ACTIVITY
Every line of the material must come back exactly as given.

(GIVEN ENTRIES)

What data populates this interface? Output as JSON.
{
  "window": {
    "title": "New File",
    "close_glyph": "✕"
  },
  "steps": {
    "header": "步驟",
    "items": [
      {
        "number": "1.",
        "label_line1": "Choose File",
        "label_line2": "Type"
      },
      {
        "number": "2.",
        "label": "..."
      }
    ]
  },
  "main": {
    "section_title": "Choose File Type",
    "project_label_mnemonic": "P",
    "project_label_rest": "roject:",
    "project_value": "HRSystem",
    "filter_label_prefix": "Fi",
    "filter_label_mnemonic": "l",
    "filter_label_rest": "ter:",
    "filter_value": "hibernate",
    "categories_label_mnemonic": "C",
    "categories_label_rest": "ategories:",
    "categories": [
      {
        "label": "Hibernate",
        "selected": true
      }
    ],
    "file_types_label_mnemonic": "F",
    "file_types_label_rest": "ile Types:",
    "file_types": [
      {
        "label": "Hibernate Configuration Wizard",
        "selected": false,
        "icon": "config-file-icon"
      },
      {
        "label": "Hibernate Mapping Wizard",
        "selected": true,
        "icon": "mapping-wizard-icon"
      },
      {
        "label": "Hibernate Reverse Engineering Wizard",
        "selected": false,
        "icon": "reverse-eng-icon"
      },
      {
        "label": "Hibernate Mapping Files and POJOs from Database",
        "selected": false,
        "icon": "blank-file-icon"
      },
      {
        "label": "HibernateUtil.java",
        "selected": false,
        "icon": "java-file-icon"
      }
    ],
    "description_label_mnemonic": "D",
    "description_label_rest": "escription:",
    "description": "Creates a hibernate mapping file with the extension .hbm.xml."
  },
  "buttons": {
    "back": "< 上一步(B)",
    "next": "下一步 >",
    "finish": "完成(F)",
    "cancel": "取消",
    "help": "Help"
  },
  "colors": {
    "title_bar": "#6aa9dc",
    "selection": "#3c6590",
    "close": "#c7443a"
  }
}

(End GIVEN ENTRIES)

RESPONSE FOR THIS EXERCISE
What data populates this interface? Output as JSON.
{
  "window": {
    "title": "New File",
    "close_glyph": "✕"
  },
  "steps": {
    "header": "步驟",
    "items": [
      {
        "number": "1.",
        "label_line1": "Choose File",
        "label_line2": "Type"
      },
      {
        "number": "2.",
        "label": "..."
      }
    ]
  },
  "main": {
    "section_title": "Choose File Type",
    "project_label_mnemonic": "P",
    "project_label_rest": "roject:",
    "project_value": "HRSystem",
    "filter_label_prefix": "Fi",
    "filter_label_mnemonic": "l",
    "filter_label_rest": "ter:",
    "filter_value": "hibernate",
    "categories_label_mnemonic": "C",
    "categories_label_rest": "ategories:",
    "categories": [
      {
        "label": "Hibernate",
        "selected": true
      }
    ],
    "file_types_label_mnemonic": "F",
    "file_types_label_rest": "ile Types:",
    "file_types": [
      {
        "label": "Hibernate Configuration Wizard",
        "selected": false,
        "icon": "config-file-icon"
      },
      {
        "label": "Hibernate Mapping Wizard",
        "selected": true,
        "icon": "mapping-wizard-icon"
      },
      {
        "label": "Hibernate Reverse Engineering Wizard",
        "selected": false,
        "icon": "reverse-eng-icon"
      },
      {
        "label": "Hibernate Mapping Files and POJOs from Database",
        "selected": false,
        "icon": "blank-file-icon"
      },
      {
        "label": "HibernateUtil.java",
        "selected": false,
        "icon": "java-file-icon"
      }
    ],
    "description_label_mnemonic": "D",
    "description_label_rest": "escription:",
    "description": "Creates a hibernate mapping file with the extension .hbm.xml."
  },
  "buttons": {
    "back": "< 上一步(B)",
    "next": "下一步 >",
    "finish": "完成(F)",
    "cancel": "取消",
    "help": "Help"
  },
  "colors": {
    "title_bar": "#6aa9dc",
    "selection": "#3c6590",
    "close": "#c7443a"
  }
}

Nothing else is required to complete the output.